Can Car Sharing Make Indian Cities More Mobile?
Today, we have buses, light rail and trains as the most commonly used means of mass transport. But what if car sharing was common as a form of mass transport? It could have its own set of advantages.
As the public transport system in India is not robust, car sharing is fast catching up in big Indian cities, especially in the National Capital Region. Private companies like Genpact have hundreds of private vehicles; employees make travel reservations and wait for their cars. The parking lots of Genpact have the list of cars and passengers assigned to travel in those.
It may seem improbable that car sharing would replace commuting by buses or the Metro. But this does not mean car sharing does not have its benefits. The major reason why Delhi Metro is not profitable on many routes is that people have to use rickshaws or private vehicles for the first-leg and the last-leg commuting. For example, people are forced to use some other vehicles to reach the Metro station. From the Metro station to their workplace, they need to travel in some vehicle or the other. If available, car sharing is also helpful in commuting to Metro stations, and from Metro stations to the workplace. Not surprisingly, this is already common in some areas of the NCR.
Modern technology, such as applications that link car drivers with passengers, may slowly usher in welcome change.
On the flip side, however, there are two reasons that may come in the way for car sharing becoming a popular mode of public transport in low-income countries like India and developed ones like the United States of America (USA). First, cars and fuel expenses in India are related to personal income. And, the cost of labour involved in carrying people from one place to another is high in the USA, where labour is more expensive. Second, cars may require more parking space. This is especially true of dense Indian cities which are choc-a-bloc.
Car sharing also raises the waiting time. Most people are not willing to wait for cars to find passengers on a specific route. Buses do this, but they have specific routes, and carry a large number of passengers.
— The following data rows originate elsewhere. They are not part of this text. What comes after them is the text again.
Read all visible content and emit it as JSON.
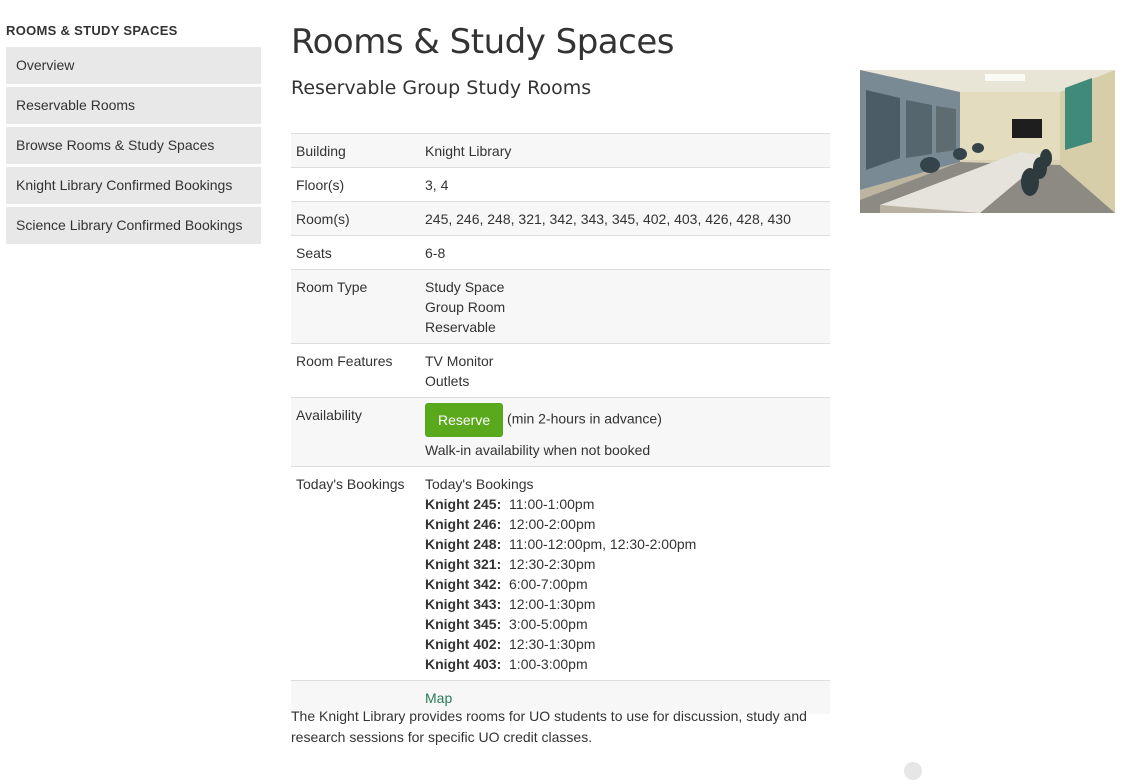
{
  "sidebar": {
    "heading": "ROOMS & STUDY SPACES",
    "items": [
      {
        "label": "Overview"
      },
      {
        "label": "Reservable Rooms"
      },
      {
        "label": "Browse Rooms & Study Spaces"
      },
      {
        "label": "Knight Library Confirmed Bookings"
      },
      {
        "label": "Science Library Confirmed Bookings"
      }
    ]
  },
  "main": {
    "title": "Rooms & Study Spaces",
    "subtitle": "Reservable Group Study Rooms",
    "table": {
      "building": {
        "label": "Building",
        "value": "Knight Library"
      },
      "floors": {
        "label": "Floor(s)",
        "value": "3, 4"
      },
      "rooms": {
        "label": "Room(s)",
        "value": "245, 246, 248, 321, 342, 343, 345, 402, 403, 426, 428, 430"
      },
      "seats": {
        "label": "Seats",
        "value": "6-8"
      },
      "room_type": {
        "label": "Room Type",
        "values": [
          "Study Space",
          "Group Room",
          "Reservable"
        ]
      },
      "room_features": {
        "label": "Room Features",
        "values": [
          "TV Monitor",
          "Outlets"
        ]
      },
      "availability": {
        "label": "Availability",
        "button": "Reserve",
        "note": "(min 2-hours in advance)",
        "walkin": "Walk-in availability when not booked"
      },
      "bookings": {
        "label": "Today's Bookings",
        "heading": "Today's Bookings",
        "items": [
          {
            "room": "Knight 245:",
            "times": "11:00-1:00pm"
          },
          {
            "room": "Knight 246:",
            "times": "12:00-2:00pm"
          },
          {
            "room": "Knight 248:",
            "times": "11:00-12:00pm, 12:30-2:00pm"
          },
          {
            "room": "Knight 321:",
            "times": "12:30-2:30pm"
          },
          {
            "room": "Knight 342:",
            "times": "6:00-7:00pm"
          },
          {
            "room": "Knight 343:",
            "times": "12:00-1:30pm"
          },
          {
            "room": "Knight 345:",
            "times": "3:00-5:00pm"
          },
          {
            "room": "Knight 402:",
            "times": "12:30-1:30pm"
          },
          {
            "room": "Knight 403:",
            "times": "1:00-3:00pm"
          }
        ]
      },
      "map_link": "Map"
    },
    "intro": "The Knight Library provides rooms for UO students to use for discussion, study and research sessions for specific UO credit classes."
  },
  "colors": {
    "reserve_button": "#5aa91c",
    "sidebar_item_bg": "#e8e8e8",
    "link": "#2a7a57"
  },
  "icons": {
    "room_photo": "study-room-photo"
  }
}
Another reason is that cars carry only a limited number of passengers, so the cost-to-benefit ratio is very high, making it an expensive option.